Both the Ironwood and Timberline produce tasty food, but the Ironwood Series is cheaper than the Timberline Series. That means you've got to be making sacrifices somewhere. The main thing for me was the grates on the Timberline slide easily like drawers. That's not the case on the Ironwood grills. The bottom grate does, but it's not nearly as smooth, but the top one doesn't move at all once it's in place — unless you count completely removing it.
The Ironwood also lacks the pellet sensor found in the 2019 Timberlines that lets you know when you're low on wood and sends an alert to the Traeger app. There are some other design touches that make a difference, too. The lid of the Timberline has an insulated frame to prevent heat loss, for example. These might not be deal breakers, but it's always good to know exactly what you're missing out on when trying to save around $600.
Both of the Traeger grills I've used are easy to clean, but pellet grills in general require a bit more maintenance than a gas model. Every third cook, or after about 20 hours of use, the company recommends that you remove all the grates, drip pan and other pieces covering the fire pot and clean out all the ash produced by burning wood pellets. This can be done quickly with a shop vac, and typically takes me about 15 to 20 minutes. The Ironwood seems to produce a bit more ash than the Timberline, so I've been cleaning it out after two cooks, to keep my food from tasting like charred dirt.
The Ironwood is hardly the only pellet grill in this price range. In fact, there are several options with similar features that are well under $1,000. Green Mountain Grills' Jim Bowie offers the same grilling area and WiFi connectivity for $749. However, it only has one larger grate, though you can buy a second for under $50. Rec Tec's Stampede has 590 square inches of grilling space that you can expand to 772 square inches with an optional second grate/shelf. WiFi is still available here for remote control and monitoring, and the Stampede is $899.
Traeger's own Pro Series is a solid alternative to the Ironwood 650 as well. There are two sizes — the Pro $800 575 and $1,000 Pro 780 — and both come with WiFi standard. While you do get the ability to control the grill and keep tabs on things from the couch, you don't get handy features like Super Smoke, Keep Warm, and more that are on the Ironwood or the pellet sensor from the Timberline Series grills. D2 Direct Drive and Turbo Temp are still available on the new Pro Series models though.
You don't need a pricey WiFi-connected pellet grill to develop a backyard grilling or smoking habit. Heck, a well-made Weber Kettle charcoal grill is just $89, and there are plenty of videos that will teach you how to use it as a smoker. While splurging isn't essential, it does make the culinary process much easier — especially if you're doing a lot of low-and-slow cooking like pulled pork or brisket.
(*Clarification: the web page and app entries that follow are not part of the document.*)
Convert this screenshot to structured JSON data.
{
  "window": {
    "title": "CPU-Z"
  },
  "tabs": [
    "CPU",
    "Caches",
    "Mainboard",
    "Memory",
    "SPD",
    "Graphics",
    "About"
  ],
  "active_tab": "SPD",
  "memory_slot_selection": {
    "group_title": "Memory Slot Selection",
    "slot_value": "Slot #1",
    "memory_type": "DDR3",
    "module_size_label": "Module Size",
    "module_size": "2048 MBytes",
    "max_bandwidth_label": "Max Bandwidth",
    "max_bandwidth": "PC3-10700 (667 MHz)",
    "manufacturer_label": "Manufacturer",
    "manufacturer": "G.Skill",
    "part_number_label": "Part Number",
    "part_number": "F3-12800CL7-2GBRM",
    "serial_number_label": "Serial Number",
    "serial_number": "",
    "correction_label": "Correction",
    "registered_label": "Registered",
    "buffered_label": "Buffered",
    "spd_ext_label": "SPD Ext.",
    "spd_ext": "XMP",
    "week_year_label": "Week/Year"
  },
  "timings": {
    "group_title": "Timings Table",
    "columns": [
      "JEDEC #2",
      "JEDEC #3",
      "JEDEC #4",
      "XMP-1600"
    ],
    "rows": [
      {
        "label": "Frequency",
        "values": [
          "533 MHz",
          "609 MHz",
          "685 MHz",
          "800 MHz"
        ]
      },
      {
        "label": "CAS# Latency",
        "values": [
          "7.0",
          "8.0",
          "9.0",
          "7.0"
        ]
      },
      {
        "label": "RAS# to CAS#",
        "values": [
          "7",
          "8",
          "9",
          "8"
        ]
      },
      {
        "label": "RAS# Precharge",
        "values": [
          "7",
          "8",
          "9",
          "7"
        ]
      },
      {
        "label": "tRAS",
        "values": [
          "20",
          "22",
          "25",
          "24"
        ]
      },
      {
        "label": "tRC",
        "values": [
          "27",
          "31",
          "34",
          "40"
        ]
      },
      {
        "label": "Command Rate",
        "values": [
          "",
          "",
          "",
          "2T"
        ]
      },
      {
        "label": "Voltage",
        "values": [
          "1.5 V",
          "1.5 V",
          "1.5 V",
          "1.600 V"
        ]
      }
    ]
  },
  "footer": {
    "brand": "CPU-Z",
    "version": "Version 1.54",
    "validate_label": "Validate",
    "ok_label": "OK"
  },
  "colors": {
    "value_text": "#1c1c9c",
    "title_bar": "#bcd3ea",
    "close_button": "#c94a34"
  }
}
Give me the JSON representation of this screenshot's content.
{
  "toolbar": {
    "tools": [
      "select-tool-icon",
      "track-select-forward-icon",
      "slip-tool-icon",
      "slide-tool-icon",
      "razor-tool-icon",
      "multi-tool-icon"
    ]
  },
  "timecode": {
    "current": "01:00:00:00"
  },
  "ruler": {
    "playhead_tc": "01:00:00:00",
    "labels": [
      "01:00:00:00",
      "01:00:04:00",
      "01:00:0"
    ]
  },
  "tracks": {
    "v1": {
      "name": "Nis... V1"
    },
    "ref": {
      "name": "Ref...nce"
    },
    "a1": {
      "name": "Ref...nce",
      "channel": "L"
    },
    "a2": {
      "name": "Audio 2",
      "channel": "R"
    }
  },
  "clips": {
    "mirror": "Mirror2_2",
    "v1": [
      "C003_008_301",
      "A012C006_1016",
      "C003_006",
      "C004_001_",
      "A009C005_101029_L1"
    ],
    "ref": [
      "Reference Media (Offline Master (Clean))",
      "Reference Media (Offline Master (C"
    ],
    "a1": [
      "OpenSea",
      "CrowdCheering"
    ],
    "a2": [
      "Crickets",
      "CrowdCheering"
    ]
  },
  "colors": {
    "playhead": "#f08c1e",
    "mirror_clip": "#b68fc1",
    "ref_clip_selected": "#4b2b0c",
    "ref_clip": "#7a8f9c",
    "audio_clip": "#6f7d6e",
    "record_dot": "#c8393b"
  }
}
The ability to monitor your grill while not having to physically look at it, and being able to adjust the temperature from your phone, all make Traeger's WiFire grills a solid investment. The Ironwood 650 is a workhorse, but the more affordable Pro Series is solid too. In the end, you'll just need to decide if you're willing to spend a few hundred more dollars for a handful of extra features.